Unless you have kids who play league athletics in Hillsborough County, you probably are not aware of the fact that 55 of the county's 59 athletic parks are managed and maintained by volunteer groups.
Such is the case at Skyway Park.
Skyway is adjacent to the residential neighborhood of Dana Shores and is just west of the airport. It serves the youths of the Town 'N Country area.
A nonprofit league, managed by a board of directors who are all volunteers, manages everything from field maintenance to cleaning the bathrooms and running the concessions. For its part, the county cuts the grass once a week, pays the water bill to keep the fields moist, and will take care of things such as a major plumbing problem if one arises.
The league uses most of the money it collects from player fees and concessions to pay for field maintenance and supplies, as well as paying for umpires for games. Coaches and parents are regularly asked to clean up the park and perform park maintenance before games. It is not necessarily a bad thing that the users are asked to contribute in this way; it instills a greater sense of pride and ownership — at least among the few who will help.
Therein lies part of the problem — plenty of users, but not enough helpers.
It was recently exposed that a group of developers and former Tampa Mayor Dick Greco want to turn a section of property south of Skyway into an indoor youth athletic facility. The property is owned by the Hillsborough County Aviation Authority and is zoned for commercial use. Its 20-some acres are essentially a green space that serves as a buffer between Dana Shores and the airport. The proposed athletic facility would be enormous, and would include a parking lot for at least 1,000 cars.
Anyone who has ever driven down Independence Avenue and Memorial Highway knows this is one of the most congested areas in the county. The additional traffic the facility would attract would mean the traffic nightmare that already exists in the area would get worse.

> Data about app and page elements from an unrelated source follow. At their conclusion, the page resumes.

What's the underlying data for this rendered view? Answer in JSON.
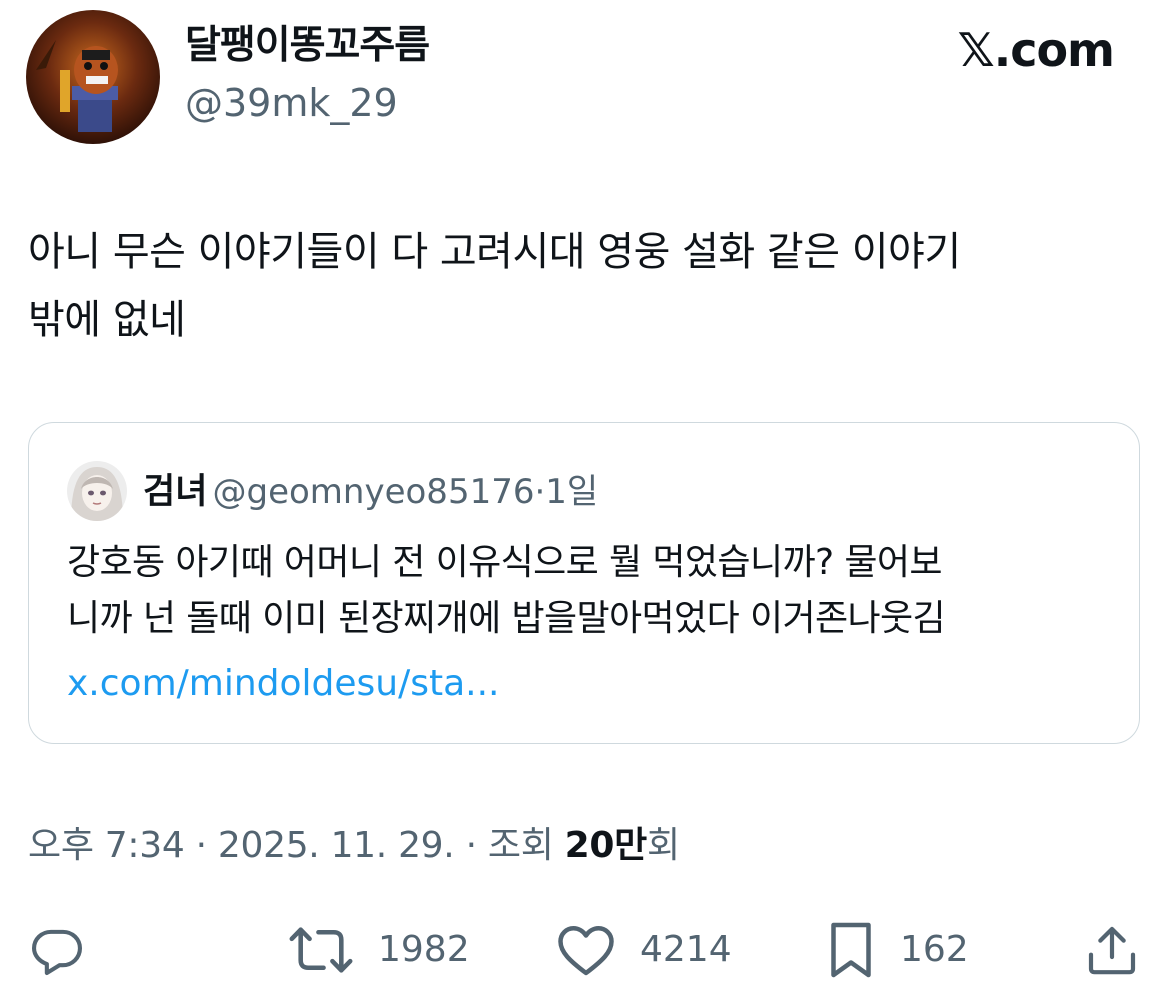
{
  "author": {
    "display_name": "달팽이똥꼬주름",
    "handle": "@39mk_29"
  },
  "brand": "𝕏.com",
  "tweet": {
    "text": "아니 무슨 이야기들이 다 고려시대 영웅 설화 같은 이야기\n밖에 없네"
  },
  "quoted_tweet": {
    "display_name": "검녀",
    "handle": "@geomnyeo85176",
    "separator": "·",
    "time": "1일",
    "text": "강호동 아기때 어머니 전 이유식으로 뭘 먹었습니까? 물어보\n니까 넌 돌때 이미 된장찌개에 밥을말아먹었다 이거존나웃김",
    "link": "x.com/mindoldesu/sta..."
  },
  "meta": {
    "time": "오후 7:34",
    "separator": " · ",
    "date": "2025. 11. 29.",
    "views_label": "조회 ",
    "views_count": "20만",
    "views_suffix": "회"
  },
  "actions": {
    "reply": {
      "icon": "reply-icon"
    },
    "retweet": {
      "icon": "retweet-icon",
      "count": "1982"
    },
    "like": {
      "icon": "heart-icon",
      "count": "4214"
    },
    "bookmark": {
      "icon": "bookmark-icon",
      "count": "162"
    },
    "share": {
      "icon": "share-icon"
    }
  },
  "colors": {
    "text": "#0f1419",
    "secondary": "#536471",
    "link": "#1d9bf0",
    "border": "#cfd9de"
  }
}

Robert Gries, one of the would-be developers of the proposed facility, said, "My simple, single goal is for a not-for-profit facility to help the children."
If Gries' cries of altruism are true, I would suggest he start his philanthropy at Skyway Park — or most any other park in the county that is managed and maintained by volunteers. The park's fields don't drain well, and dandelions choke the grass on most of the fields. The buildings and facilities around the baseball fields are decades old and in desperate need of repair.

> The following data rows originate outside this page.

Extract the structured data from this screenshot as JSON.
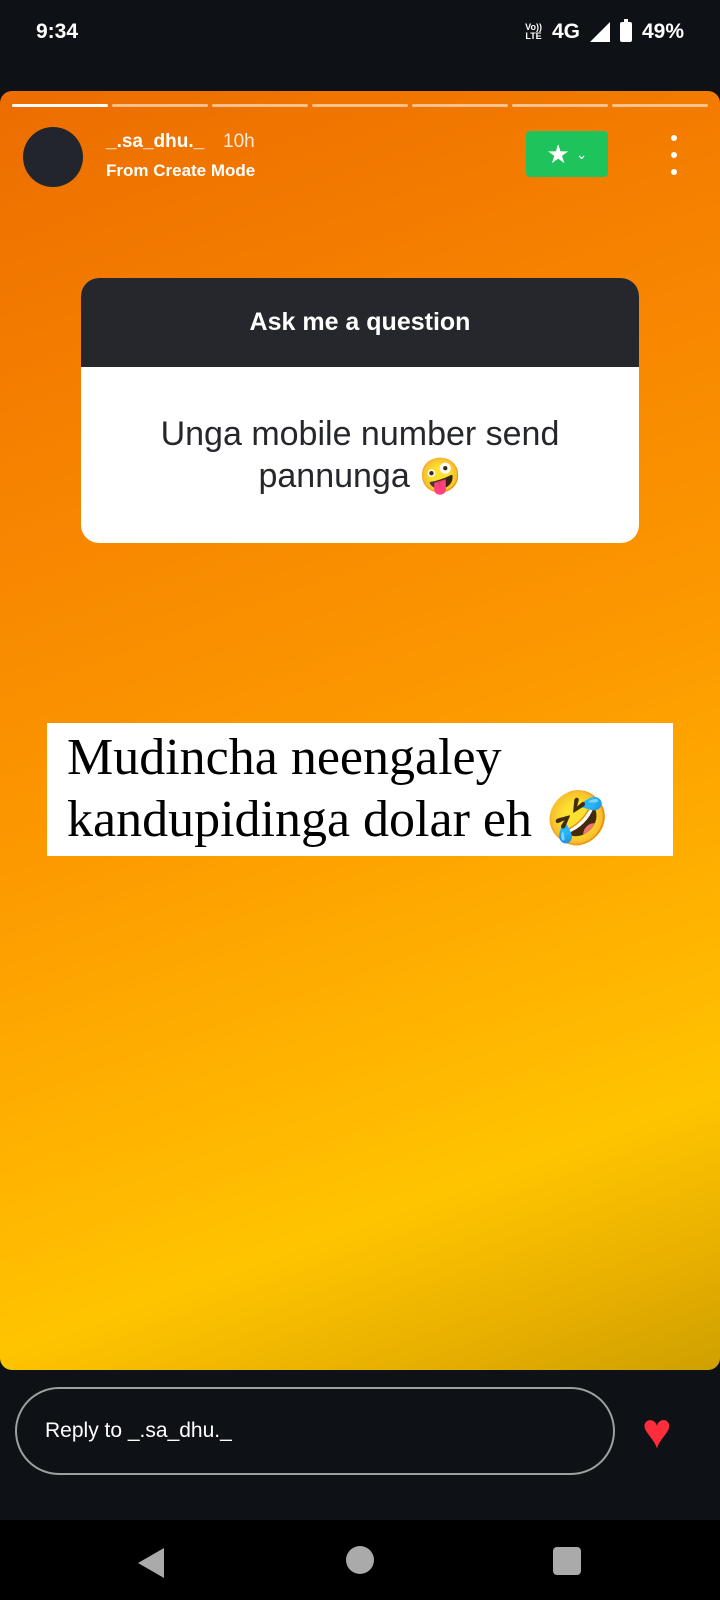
{
  "status_bar": {
    "time": "9:34",
    "volte_top": "Vo))",
    "volte_bottom": "LTE",
    "network": "4G",
    "battery": "49%"
  },
  "story": {
    "progress": {
      "segments": 7,
      "active_index": 0
    },
    "username": "_.sa_dhu._",
    "time_ago": "10h",
    "subtitle": "From Create Mode",
    "close_friends_icon": "star-icon",
    "question_sticker": {
      "header": "Ask me a question",
      "question": "Unga mobile number send pannunga 🤪"
    },
    "caption": "Mudincha neengaley kandupidinga dolar eh 🤣",
    "colors": {
      "gradient_start": "#ec6d00",
      "gradient_end": "#ffc400",
      "badge": "#1fc35b"
    }
  },
  "reply": {
    "placeholder": "Reply to _.sa_dhu._",
    "like_icon": "heart-icon",
    "heart_color": "#ff2d3b"
  },
  "nav": {
    "back": "back-icon",
    "home": "home-icon",
    "recents": "recents-icon"
  }
}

This is especially true of the public restrooms at the baseball fields. They are so disgusting that last year I wrote a letter to the board of county commissioners suggesting that if the toilets at One County Center were as foul and decrepit, they would seek to have them condemned.

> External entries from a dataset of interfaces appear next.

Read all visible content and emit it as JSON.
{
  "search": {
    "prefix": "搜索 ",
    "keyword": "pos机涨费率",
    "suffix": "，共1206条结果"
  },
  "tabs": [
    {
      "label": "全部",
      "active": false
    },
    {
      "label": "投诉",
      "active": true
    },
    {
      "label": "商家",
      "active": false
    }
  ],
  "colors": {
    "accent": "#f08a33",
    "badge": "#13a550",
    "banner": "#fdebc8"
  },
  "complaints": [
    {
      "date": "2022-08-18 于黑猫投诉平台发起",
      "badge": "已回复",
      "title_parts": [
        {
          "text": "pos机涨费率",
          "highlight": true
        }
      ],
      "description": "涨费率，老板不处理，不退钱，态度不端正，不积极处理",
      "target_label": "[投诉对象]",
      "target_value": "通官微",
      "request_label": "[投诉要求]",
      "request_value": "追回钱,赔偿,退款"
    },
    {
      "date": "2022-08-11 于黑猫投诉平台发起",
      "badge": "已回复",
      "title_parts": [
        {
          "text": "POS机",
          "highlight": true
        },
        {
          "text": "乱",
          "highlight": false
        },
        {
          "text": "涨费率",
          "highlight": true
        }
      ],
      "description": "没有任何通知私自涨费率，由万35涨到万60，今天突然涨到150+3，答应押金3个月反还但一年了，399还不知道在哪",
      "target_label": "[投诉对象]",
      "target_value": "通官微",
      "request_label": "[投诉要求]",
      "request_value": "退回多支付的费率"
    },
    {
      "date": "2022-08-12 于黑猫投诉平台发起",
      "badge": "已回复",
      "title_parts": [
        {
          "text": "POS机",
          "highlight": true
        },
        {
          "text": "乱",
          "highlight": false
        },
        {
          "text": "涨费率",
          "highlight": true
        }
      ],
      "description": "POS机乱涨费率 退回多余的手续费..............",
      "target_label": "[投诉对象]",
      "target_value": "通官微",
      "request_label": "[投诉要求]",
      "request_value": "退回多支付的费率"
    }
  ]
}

Seriously, if I had a choice to use the restrooms at Skyway or a "port-a-potty," the latter would win hands down.
Several commissioners responded to my complaint, and it was discovered the cleaning of the toilets is the league's responsibility.
Still, the age and lack of routine maintenance of the restrooms have taken its toll, and no amount of bleach would make any parent comfortable letting their little one go potty there.
My guess is a new bathroom facility would run close to six figures. Unfortunately, the county commission appears more interested in building something new than taking care of, and improving, existing facilities.
This should not come as a surprise. After all, ribbon cuttings at new athletic facilities come with photo-ops, lots of free press and a plaque with the commissioners' names on a wall.
Nobody wants their name on a new bathroom, and new toilets rarely generate much press.
So I challenge Robert Gries to help children by starting with improvements to the facilities we already have. He should start with building a new bathroom facility and concession area at Skyway Park's baseball fields.
If he believes the only way he can help children is through the development of a huge indoor athletic facility with a parking lot for 1,000 cars, he should look at building one over on Parkview Street — where he lives.